— WHAT YOU NEED TO DO —
Restate all of the data precisely, omitting nothing.

====

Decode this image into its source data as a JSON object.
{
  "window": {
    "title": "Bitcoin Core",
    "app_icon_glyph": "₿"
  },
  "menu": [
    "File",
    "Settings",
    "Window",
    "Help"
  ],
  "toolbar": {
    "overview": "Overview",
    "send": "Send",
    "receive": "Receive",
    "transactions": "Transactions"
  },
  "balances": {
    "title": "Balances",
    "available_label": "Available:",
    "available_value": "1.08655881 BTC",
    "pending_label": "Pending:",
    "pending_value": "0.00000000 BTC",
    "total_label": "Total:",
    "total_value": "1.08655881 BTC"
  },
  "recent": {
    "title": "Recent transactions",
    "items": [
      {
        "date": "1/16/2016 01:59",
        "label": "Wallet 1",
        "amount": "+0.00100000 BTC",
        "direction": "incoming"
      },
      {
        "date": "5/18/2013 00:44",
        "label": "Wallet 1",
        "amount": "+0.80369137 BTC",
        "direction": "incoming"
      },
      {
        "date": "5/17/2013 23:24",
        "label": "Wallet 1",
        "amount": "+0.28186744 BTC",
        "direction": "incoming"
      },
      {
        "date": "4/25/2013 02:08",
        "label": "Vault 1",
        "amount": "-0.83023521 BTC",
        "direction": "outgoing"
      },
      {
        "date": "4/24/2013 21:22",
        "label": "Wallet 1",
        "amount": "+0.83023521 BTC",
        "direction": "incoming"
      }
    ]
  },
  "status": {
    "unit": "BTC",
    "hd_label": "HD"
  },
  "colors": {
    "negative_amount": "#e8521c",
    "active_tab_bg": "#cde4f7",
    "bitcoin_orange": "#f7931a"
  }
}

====

— RESULT —
Decode this image into its source data as a JSON object.
{
  "window": {
    "title": "Bitcoin Core",
    "app_icon_glyph": "₿"
  },
  "menu": [
    "File",
    "Settings",
    "Window",
    "Help"
  ],
  "toolbar": {
    "overview": "Overview",
    "send": "Send",
    "receive": "Receive",
    "transactions": "Transactions"
  },
  "balances": {
    "title": "Balances",
    "available_label": "Available:",
    "available_value": "1.08655881 BTC",
    "pending_label": "Pending:",
    "pending_value": "0.00000000 BTC",
    "total_label": "Total:",
    "total_value": "1.08655881 BTC"
  },
  "recent": {
    "title": "Recent transactions",
    "items": [
      {
        "date": "1/16/2016 01:59",
        "label": "Wallet 1",
        "amount": "+0.00100000 BTC",
        "direction": "incoming"
      },
      {
        "date": "5/18/2013 00:44",
        "label": "Wallet 1",
        "amount": "+0.80369137 BTC",
        "direction": "incoming"
      },
      {
        "date": "5/17/2013 23:24",
        "label": "Wallet 1",
        "amount": "+0.28186744 BTC",
        "direction": "incoming"
      },
      {
        "date": "4/25/2013 02:08",
        "label": "Vault 1",
        "amount": "-0.83023521 BTC",
        "direction": "outgoing"
      },
      {
        "date": "4/24/2013 21:22",
        "label": "Wallet 1",
        "amount": "+0.83023521 BTC",
        "direction": "incoming"
      }
    ]
  },
  "status": {
    "unit": "BTC",
    "hd_label": "HD"
  },
  "colors": {
    "negative_amount": "#e8521c",
    "active_tab_bg": "#cde4f7",
    "bitcoin_orange": "#f7931a"
  }
}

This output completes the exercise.